ECJ: The Judgement “Coty / Akzente” by the ECJ
Kluwer Trademark Blog
January 16, 2018
Please refer to this post as:, ‘ECJ: The Judgement “Coty / Akzente” by the ECJ’, Kluwer Trademark Blog, January 16 2018, http://trademarkblog.kluweriplaw.com/2018/01/16/ecj-judgement-coty-akzente-ecj/
On 6th December 2017, the ECJ issued its judgement in the matter Coty / Akzente. The judgement is essentially about three questions:
1) Does the luxurious nature of products or trademarks justify a selective distribution system or did the Pierre Fabre judgement of 2011 put an end to that justification?
2) Does a selective distribution system justify a prohibition of sales on platforms like Amazon?
3) How are the hard-core clauses of the block-exemption regulation 330/10 construed which not only prohibit a restriction regarding customer groups, but which, according to the EU Commission, also concern restrictions of active and passive online sales?
The ECJ’s reply to the first question does not surprise. It was widely expected that the ECJ accidentally put the decisive passages of Pierre Fabre too broadly and that it did not intend to bury selective distribution for luxury products altogether. Especially the Bundeskartellamt and much of the online trade business have in fact been banking on the latter interpretation. With Coty / Akzente, the ECJ has clearly rectified that misconception and implicitly admitted a drafting error in Pierre Fabre. To clarify its position, the ECJ refers to its judgement in the matter Dior / Copad:
“With particular regard to the question whether selective distribution may be considered necessary in respect of luxury goods, it must be recalled that the Court has already held that the quality of such goods is not just the result of their material characteristics, but also of the allure and prestigious image which bestow on them an aura of luxury, that that aura is essential in that it enables consumers to distinguish them from similar goods and, therefore, that an impairment to that aura of luxury is likely to affect the actual quality of those goods.”
As to the second question of a “platform ban”, the ECJ takes the trademark owners’ side with an unexpected clarity: Manufacturers are allowed to regulate the distribution of their goods in the contract with their dealers. For that reason, the manufacturer can prohibit sales on online platforms, because the operators of such platforms typically do not belong to the dealers authorised under a selective distribution system. The ECJ concludes plainly and simply:
“The absence of a contractual relationship between the supplier and third-party platforms is, however, an obstacle which prevents that supplier from being able to require, from those third-party platforms, compliance with the quality conditions that it has imposed on its authorised distributors”.
Regarding the third question, the ECJ denies a violation of the hardcore restrictions of the group exemption regulation. First, Coty had not prohibited online sales as such. Second, Coty had allowed their dealers to advertise their own web-shop on third-party platforms and search engines. With regard to an alleged restriction of exclusive customer groups, the ECJ found that the customers of an internet platform are no definable customer group, so that even an entire platform ban does not constitute the restriction of a customer group.
- With Coty / Akzente, the ECJ creates a safe haven for selective distribution with regard to luxury products and luxury marks.
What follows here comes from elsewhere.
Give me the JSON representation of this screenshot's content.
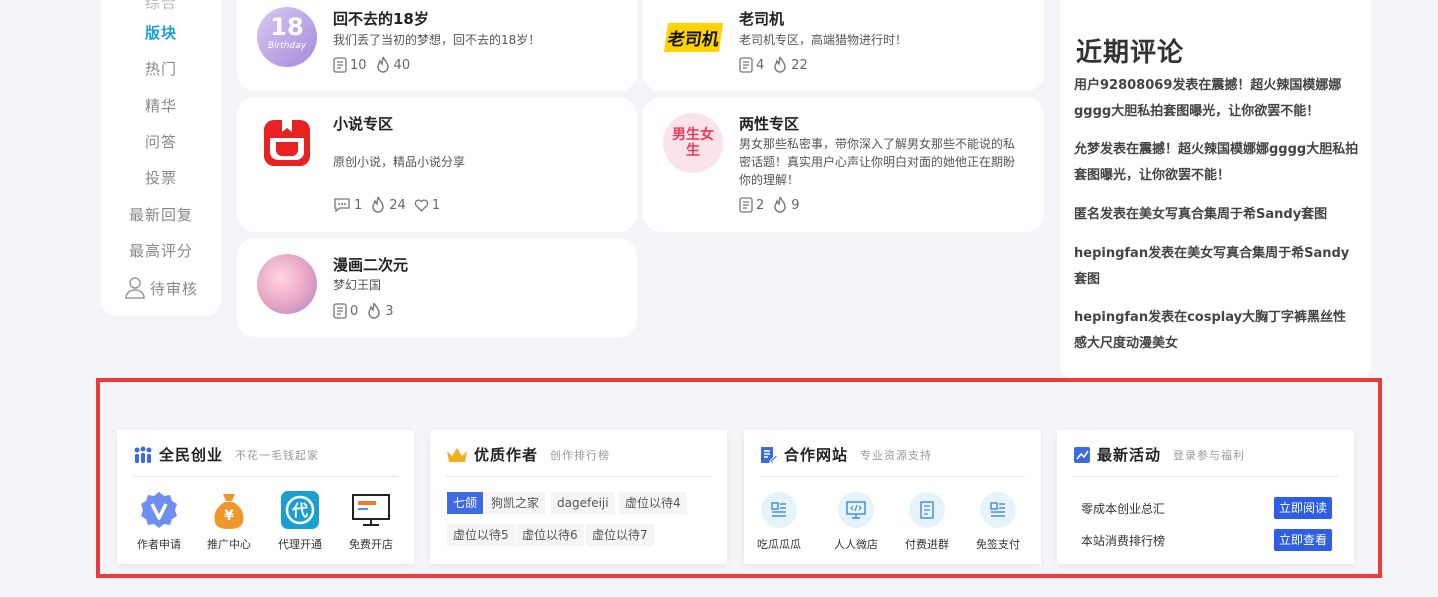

Manufacturers of luxury goods need not fear the Bundeskartellamt or other competition authorities if they restrict online sales to an extent necessary to protect the aura of luxury attached to the goods and the mark.
- That objective also justifies the prohibition of sales via online platforms. However, these restrictions should be confined to sales and should not extend to advertising activities.
- An open question is whether “luxury” is a necessary precondition for establishing selective distribution and the restrictions of online sales that come with it. Especially in Germany, most well-known brands can hardly be called luxury brands. Instead, they communicate a lasting and reliable quality. Whether these quality brands also deserve protection from a sloppy sales environment, which I am convinced they do, will probably be the subject of future prominent litigation.